Parkinsons Disease1





What is Parkinson’s Disease

Parkinson’s Disease or PD is a common and progressive brain disorder that results from degeneration of nerve cells in the portion of the midbrain that controls body movements. Occurring mostly in older adults that are over sixty years of age, the disease is characterized by gradual, progressive muscle rigidity, tremors and clumsiness. When Parkinson’s disease occurs, degenerative changes are found in an area of the brain known as the substantia nigra, which produces dopamine, a chemical substance that enables people to move normally and smoothly. Parkinson\'s disease is characterized by a severe shortage of dopamine. It is this deficiency that causes the symptoms of the disease. Parkinson\'s disease was first formally described in "An Essay on the Shaking Palsy," published in 1817 by a London physician named James Parkinson, but it has probably existed for many thousands of years. Its symptoms and potential therapies were mentioned in the Ayurveda, the system of medicine practiced in India as early as 5000 BC, and in the first Chinese medical text, Nei Jing, which appeared 2500 years ago.



Symptoms of Parkinson’s Disease
There are several things to look out for as far as determining if one has Parkinson’s disease. Usually the first symptom is a tremor of a limb (trembling or shaking) especially when the body is at rest, not moving. The tremor usually begins at one side of the body, more frequently in one hand. Other common symptoms include a general muscle stiffness and slow movement, rigid limbs, an awkward or shuffling walk, and a stooped posture. People that are affected with Parkinson’s disease often show reduced facial expression or a complete loss of it and their voices change. It becomes soft. Their intellectual ability doesn’t change until the advanced stages of the disease, when it slowly deteriorates.

Causes of Parkinson’s disease
The actual cause of Parkinson’s disease is not known. Although a defective gene was recently found in a few families with extraordinarily high incidences of PD, most researchers believe that in the vast majority of cases, genetic factors alone are not responsible for causing the disease. Instead, it is suspected that Parkinson\'s usually results from the combination of a genetic predisposition and an as yet unidentified environmental trigger. There are many known theories about the cause of Parkinson’s disease. Researchers have reported families with apparently inherited Parkinson’s disease for more than a century. There have been many links as to the origin of this disease. For example, severe Parkinson’s-like symptoms were described in people who took an illegal drug contaminated with MPTP (1-methyl-4-phenyl-1,2,3,6-tetrahydropyridine). It has also been found in people who suffered a particularly severe from of influenza in the early 1900s. This suggests that Parkinson’s disease may be caused by environmental factors and just not genetics. This conclusion was as a result of the study on the genetic patterns of twin males who were diagnosed with Parkinson’s disease before age 50. The results from the study led researchers to conclude that since genetics appeared to play a role in the development of the disease in young twin males, then the root of the disease may be environmental for the majority of patients who are often diagnosed after the age of 50

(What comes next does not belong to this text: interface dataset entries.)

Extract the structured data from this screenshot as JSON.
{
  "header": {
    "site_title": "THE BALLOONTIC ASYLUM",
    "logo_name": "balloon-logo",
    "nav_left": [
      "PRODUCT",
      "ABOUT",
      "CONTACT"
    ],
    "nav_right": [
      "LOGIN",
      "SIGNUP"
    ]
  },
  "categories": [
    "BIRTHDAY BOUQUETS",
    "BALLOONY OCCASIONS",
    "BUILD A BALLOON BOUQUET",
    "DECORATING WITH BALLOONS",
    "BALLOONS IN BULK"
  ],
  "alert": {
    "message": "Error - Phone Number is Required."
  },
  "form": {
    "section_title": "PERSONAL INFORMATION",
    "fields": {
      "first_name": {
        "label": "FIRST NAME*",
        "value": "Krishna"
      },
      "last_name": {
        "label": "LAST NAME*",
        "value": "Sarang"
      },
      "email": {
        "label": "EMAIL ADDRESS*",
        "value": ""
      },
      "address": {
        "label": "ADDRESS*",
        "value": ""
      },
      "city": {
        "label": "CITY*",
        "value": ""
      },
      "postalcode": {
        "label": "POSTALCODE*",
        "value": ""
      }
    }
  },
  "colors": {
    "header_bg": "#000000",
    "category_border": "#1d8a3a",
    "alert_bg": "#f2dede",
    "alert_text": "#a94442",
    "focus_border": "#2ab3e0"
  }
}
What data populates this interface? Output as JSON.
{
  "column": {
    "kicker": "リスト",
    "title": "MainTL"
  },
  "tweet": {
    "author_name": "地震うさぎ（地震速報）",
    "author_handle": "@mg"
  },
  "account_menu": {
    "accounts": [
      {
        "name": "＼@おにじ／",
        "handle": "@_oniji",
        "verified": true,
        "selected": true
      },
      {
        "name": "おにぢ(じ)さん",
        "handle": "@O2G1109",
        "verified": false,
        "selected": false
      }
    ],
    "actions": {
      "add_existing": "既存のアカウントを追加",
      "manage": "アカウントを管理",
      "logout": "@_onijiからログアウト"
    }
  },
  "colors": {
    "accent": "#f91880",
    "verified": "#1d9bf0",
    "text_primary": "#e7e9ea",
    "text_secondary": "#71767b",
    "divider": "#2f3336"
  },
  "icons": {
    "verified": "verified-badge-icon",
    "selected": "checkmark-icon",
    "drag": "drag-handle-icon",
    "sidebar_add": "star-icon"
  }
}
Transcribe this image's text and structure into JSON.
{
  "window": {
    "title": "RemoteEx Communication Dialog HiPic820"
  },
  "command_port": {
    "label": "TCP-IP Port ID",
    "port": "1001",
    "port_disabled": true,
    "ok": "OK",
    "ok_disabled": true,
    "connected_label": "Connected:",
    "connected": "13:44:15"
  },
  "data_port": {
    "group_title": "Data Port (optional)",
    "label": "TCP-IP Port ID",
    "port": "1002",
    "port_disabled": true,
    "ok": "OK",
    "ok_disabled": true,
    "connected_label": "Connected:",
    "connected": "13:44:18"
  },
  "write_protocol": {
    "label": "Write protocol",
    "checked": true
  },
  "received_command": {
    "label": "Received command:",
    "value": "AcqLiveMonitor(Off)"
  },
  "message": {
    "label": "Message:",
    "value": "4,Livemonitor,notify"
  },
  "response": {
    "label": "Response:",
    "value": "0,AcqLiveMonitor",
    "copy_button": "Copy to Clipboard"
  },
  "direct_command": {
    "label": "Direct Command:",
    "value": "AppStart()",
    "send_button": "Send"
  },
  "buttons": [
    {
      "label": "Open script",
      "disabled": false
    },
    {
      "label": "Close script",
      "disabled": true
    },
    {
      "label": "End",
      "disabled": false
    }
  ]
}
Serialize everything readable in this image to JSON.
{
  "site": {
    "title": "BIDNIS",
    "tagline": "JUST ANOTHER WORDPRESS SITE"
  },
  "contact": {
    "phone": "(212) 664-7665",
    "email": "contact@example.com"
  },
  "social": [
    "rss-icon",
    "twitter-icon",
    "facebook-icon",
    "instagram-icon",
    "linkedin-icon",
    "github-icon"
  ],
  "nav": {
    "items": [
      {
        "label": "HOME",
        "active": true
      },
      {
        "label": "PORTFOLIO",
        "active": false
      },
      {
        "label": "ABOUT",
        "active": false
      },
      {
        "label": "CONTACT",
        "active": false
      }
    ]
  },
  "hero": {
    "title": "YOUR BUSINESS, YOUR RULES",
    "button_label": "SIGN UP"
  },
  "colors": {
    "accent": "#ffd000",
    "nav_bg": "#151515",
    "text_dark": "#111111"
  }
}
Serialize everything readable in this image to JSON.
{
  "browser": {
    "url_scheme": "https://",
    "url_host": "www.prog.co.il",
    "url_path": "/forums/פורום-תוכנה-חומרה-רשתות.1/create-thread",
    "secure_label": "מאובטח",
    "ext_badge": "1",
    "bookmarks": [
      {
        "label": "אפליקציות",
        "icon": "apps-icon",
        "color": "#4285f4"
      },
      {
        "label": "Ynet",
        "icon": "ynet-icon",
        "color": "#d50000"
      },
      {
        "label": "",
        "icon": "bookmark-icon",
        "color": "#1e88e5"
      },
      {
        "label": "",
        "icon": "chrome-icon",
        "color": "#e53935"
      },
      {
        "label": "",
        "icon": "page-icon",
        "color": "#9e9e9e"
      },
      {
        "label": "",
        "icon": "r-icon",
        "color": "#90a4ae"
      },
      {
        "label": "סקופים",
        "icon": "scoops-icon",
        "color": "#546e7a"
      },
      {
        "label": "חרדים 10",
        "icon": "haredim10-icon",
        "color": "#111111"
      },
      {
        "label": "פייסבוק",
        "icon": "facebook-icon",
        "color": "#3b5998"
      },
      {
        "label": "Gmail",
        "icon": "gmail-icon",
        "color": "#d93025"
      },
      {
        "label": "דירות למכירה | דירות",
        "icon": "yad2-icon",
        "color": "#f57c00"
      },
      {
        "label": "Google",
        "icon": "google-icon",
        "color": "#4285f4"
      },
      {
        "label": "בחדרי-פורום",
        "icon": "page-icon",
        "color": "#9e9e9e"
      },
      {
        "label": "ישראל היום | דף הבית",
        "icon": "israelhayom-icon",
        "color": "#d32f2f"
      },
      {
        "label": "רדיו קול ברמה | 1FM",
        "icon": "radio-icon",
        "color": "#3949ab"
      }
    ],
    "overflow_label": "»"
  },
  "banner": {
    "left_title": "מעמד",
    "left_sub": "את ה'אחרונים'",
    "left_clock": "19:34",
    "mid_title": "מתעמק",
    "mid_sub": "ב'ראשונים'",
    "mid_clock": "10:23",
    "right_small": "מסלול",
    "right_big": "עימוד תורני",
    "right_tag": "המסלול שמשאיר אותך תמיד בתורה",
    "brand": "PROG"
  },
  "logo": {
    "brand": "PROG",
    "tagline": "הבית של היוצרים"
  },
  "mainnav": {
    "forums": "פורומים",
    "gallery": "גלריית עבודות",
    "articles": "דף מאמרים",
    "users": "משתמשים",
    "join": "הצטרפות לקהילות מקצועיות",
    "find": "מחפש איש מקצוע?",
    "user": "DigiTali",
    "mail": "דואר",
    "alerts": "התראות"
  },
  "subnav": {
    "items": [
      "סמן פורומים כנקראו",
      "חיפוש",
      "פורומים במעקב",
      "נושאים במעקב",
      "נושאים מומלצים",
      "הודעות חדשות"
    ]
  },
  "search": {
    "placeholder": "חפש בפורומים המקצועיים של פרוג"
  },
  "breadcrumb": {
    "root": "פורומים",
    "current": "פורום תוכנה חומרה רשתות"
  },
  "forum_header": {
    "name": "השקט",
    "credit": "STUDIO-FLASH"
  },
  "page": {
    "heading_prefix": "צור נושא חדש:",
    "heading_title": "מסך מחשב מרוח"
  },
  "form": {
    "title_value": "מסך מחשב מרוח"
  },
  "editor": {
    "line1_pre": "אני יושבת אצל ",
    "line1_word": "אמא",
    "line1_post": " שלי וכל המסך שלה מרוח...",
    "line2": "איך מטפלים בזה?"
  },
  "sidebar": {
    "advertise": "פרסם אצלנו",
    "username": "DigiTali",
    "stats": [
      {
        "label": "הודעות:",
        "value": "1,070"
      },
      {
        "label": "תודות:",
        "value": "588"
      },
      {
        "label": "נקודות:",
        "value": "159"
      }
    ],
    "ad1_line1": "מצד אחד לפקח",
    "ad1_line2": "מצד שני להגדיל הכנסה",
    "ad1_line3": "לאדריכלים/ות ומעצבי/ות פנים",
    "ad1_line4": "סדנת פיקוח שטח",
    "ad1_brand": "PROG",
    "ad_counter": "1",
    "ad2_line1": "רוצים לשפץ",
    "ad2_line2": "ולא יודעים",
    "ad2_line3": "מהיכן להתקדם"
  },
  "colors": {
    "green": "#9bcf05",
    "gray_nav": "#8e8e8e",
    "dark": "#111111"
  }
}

Diagnosing Parkinson’s disease
A Neurologist who can evaluate the symptoms and their severity usually diagnoses Parkinson’s disease. There is no particular test that can clearly identify the disease. Sometimes, people who are suspected with the disease are given an anti-Parkinson drug to see if they respond. Brain scans and autopsies are one way that doctors can diagnose someone with this disease. One’s medical history could also prove to be a key point.

Available Treatments for Parkinson’s disease
Till date, there is no cure for Parkinson’s disease. After the initial diagnosis, many patients are only mildly affected and need no treatment for several years. If at any time, symptoms should grow severe, levodopa could be prescribed by doctors. L-dopa as it is commonly called, helps replace the brain’s dopamine. It has been reported that brain surgery in some very severe cases have helped. Since there is no cure, Neurologists recommend that the person with this disease remain very active but also have a lot of rest and they also suggest physical therapy.

People affected with Parkinson’s disease
It is believed that